Every now and then, there will come or has come a time in your life in which you are blessed with a story that you will never, ever forget. A moment of your life, forever immortalized by spoken word and, for this particular story, written word.
My dear readers, I am gifting you with the story of The Waffle Incident.
To set the scene: February 2014, Chicago, Illinois. Nikki and I are returning to Chicago and introducing Pam to the city, hoping it would capture her heart the way it holds ours. We’d spent the entirety of the day crawling up and down the streets, letting the sidewalks and crosswalks take us wherever they decided.

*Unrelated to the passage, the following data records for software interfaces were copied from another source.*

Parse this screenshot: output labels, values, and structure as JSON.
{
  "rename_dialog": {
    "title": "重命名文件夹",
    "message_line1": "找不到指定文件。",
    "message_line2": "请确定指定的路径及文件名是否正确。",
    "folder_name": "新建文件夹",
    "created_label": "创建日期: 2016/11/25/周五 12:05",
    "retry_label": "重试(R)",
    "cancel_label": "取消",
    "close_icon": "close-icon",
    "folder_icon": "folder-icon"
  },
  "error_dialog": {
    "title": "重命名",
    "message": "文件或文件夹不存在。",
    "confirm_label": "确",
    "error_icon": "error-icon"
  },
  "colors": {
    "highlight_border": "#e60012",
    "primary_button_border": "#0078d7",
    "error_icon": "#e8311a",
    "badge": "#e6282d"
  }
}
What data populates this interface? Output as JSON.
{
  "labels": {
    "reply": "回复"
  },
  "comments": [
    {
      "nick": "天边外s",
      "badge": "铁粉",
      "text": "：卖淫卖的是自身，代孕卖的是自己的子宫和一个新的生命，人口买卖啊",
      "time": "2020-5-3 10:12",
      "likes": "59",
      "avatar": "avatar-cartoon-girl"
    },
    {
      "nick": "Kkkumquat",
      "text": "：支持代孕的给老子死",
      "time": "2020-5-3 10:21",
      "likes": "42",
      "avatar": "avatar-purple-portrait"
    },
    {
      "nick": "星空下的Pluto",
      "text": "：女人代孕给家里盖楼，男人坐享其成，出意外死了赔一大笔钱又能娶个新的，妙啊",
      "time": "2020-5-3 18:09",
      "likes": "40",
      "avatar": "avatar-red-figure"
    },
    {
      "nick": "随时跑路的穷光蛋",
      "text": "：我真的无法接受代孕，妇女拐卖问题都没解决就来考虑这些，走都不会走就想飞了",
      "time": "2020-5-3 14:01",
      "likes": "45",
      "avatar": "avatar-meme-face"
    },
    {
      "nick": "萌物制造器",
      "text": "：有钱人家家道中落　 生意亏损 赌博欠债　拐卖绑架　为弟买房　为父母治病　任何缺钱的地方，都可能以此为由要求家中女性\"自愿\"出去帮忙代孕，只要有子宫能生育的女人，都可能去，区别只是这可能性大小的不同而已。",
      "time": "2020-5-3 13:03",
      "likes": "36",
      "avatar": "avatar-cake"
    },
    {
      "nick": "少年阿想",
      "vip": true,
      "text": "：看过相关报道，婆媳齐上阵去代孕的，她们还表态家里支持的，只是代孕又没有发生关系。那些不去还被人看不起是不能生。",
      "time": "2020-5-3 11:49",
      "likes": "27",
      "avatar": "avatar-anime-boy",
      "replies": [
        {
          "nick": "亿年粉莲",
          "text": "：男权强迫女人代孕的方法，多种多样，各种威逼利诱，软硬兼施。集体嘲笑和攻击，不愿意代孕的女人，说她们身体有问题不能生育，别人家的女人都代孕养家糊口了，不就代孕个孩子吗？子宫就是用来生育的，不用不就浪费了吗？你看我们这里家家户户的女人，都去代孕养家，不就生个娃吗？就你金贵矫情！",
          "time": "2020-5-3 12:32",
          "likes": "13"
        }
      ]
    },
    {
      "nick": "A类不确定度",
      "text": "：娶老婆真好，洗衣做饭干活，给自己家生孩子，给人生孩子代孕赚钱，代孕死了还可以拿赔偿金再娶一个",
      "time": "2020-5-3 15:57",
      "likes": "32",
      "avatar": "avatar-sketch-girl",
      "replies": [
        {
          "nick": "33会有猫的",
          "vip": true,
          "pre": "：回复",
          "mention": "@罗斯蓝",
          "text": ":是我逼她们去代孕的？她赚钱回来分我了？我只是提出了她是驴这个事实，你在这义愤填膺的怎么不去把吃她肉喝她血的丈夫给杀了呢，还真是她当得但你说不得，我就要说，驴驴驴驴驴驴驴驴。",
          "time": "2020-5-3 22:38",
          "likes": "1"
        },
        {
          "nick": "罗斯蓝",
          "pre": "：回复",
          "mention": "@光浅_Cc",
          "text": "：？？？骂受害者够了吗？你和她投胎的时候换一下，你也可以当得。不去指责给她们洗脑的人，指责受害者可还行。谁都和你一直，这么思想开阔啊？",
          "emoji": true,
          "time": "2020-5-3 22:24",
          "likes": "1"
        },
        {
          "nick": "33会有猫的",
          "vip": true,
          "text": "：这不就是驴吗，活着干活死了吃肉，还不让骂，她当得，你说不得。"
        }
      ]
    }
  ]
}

It was late at night and we were coming up from a bar on the Streeterville end and we come to my favorite, yet least favorite part of Chicago. The bridge of Michigan Avenue is a long walk, usually crowded, and terribly open in its feeling. My fear of heights and drowning makes this walk over the Chicago River constantly nerve inducing. Pam, right from the beginning, thought this was hilarious and would taunt me nearly every single time we had to cross the bridge (which, if you’ve been to Chicago, you know is quite a bit).
This crossing, however, would be different.

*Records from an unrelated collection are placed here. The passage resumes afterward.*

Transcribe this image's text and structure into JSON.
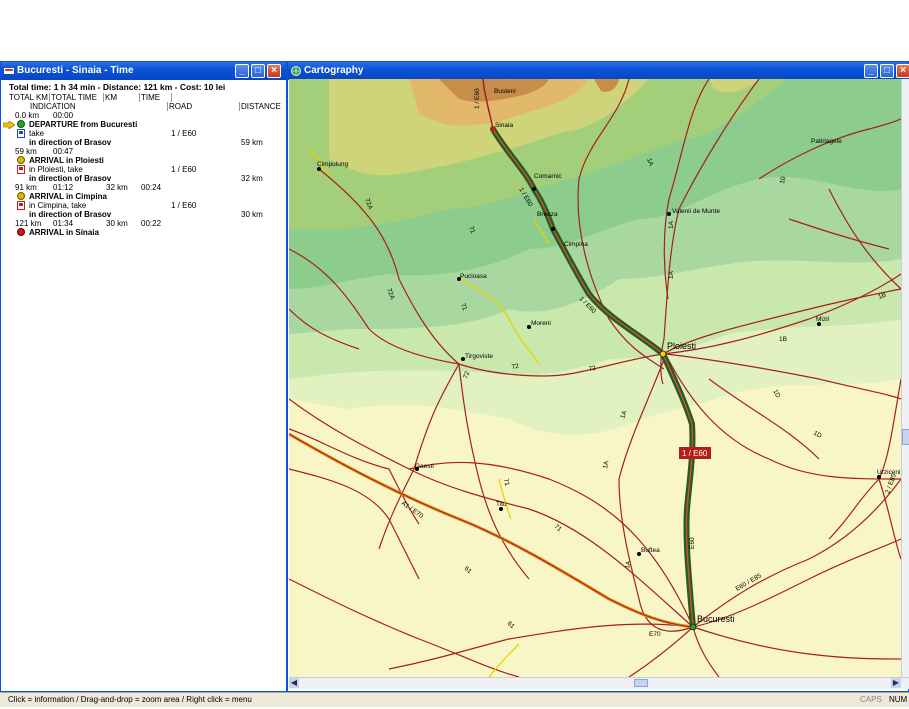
{
  "left_window": {
    "title": "Bucuresti - Sinaia - Time",
    "summary": "Total time: 1 h 34 min - Distance: 121 km - Cost: 10 lei",
    "headers_top": [
      "TOTAL KM",
      "TOTAL TIME",
      "KM",
      "TIME"
    ],
    "headers_bottom": [
      "INDICATION",
      "ROAD",
      "DISTANCE"
    ],
    "rows": [
      {
        "c1": "0.0 km",
        "c2": "00:00"
      },
      {
        "icon": "green",
        "text": "DEPARTURE from Bucuresti",
        "bold": true
      },
      {
        "icon": "car",
        "text": "take",
        "road": "1 / E60"
      },
      {
        "text": "in direction of Brasov",
        "bold": true,
        "dist": "59 km"
      },
      {
        "c1": "59 km",
        "c2": "00:47"
      },
      {
        "icon": "yellow",
        "text": "ARRIVAL in Ploiesti",
        "bold": true
      },
      {
        "icon": "car",
        "text": "in Ploiesti, take",
        "road": "1 / E60"
      },
      {
        "text": "in direction of Brasov",
        "bold": true,
        "dist": "32 km"
      },
      {
        "c1": "91 km",
        "c2": "01:12",
        "c3": "32 km",
        "c4": "00:24"
      },
      {
        "icon": "yellow",
        "text": "ARRIVAL in Cimpina",
        "bold": true
      },
      {
        "icon": "car",
        "text": "in Cimpina, take",
        "road": "1 / E60"
      },
      {
        "text": "in direction of Brasov",
        "bold": true,
        "dist": "30 km"
      },
      {
        "c1": "121 km",
        "c2": "01:34",
        "c3": "30 km",
        "c4": "00:22"
      },
      {
        "icon": "red",
        "text": "ARRIVAL in Sinaia",
        "bold": true
      }
    ]
  },
  "map_window": {
    "title": "Cartography",
    "cities": [
      "Busteni",
      "Sinaia",
      "Comarnic",
      "Breaza",
      "Cimpina",
      "Valenii de Munte",
      "Patirlagele",
      "Cimpulung",
      "Pucioasa",
      "Moreni",
      "Tirgoviste",
      "Ploiesti",
      "Mizil",
      "Gaesti",
      "Titu",
      "Buftea",
      "Bucuresti",
      "Urziceni"
    ],
    "roads": [
      "1 / E60",
      "1A",
      "1B",
      "1D",
      "10",
      "71",
      "72",
      "72A",
      "7",
      "61",
      "E60",
      "E70",
      "E85",
      "2 / E85",
      "A1 / E70",
      "E60 / E85",
      "1B"
    ],
    "highlight_label": "1 / E60"
  },
  "status": {
    "hint": "Click = information / Drag-and-drop = zoom area / Right click = menu",
    "caps": "CAPS",
    "num": "NUM"
  },
  "colors": {
    "titlebar": "#0a52d8",
    "route": "#2e7d32",
    "road": "#c0392b",
    "highlight_bg": "#b71c1c"
  }
}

We embark from the southern end of the bridge, coming up from Millenium Park and Pam begins to sing “Like a Bridge Over Troubled Water” at me with an alcohol buzzed glee. I don’t remember what I said to her, but I know it wasn’t flattering. I don’t know what she would have said in response because, at that precise moment, a car flies by us, girls shrill screams as they hang out of the windows and something strikes Pam. We all stop, terrified to know what Pam (who was in her Michigan State University Band Jacket) was just hit with and if she is okay. After checking her over and are satisfied with the absence of any residue on the jacket, curiosity sets in.
What in the hell was she just hit with?
Now mind you, I was already laughing because, by this point, the bitch deserved anything short of something lethal, but then we discovered a thawed, but clearly not cooked Eggo waffle lying innocently on the sidewalk.
I was reduced to gasping, ugly, crying laughter. I could not breathe, could not see, could not function besides guffawing at the ridiculousness of the situation. The pure whimsical joy in the way that the world in all its glory decided to silence Pam and her horrible taunting.
Every crossing of that bridge, from that trip on and for every trip in the future, I can promise we will be chuckling the whole way over and maybe, if I’m feeling generous, I’ll warn Pam if I see any girls in taxis who look like they may have any other breakfast foods on hand.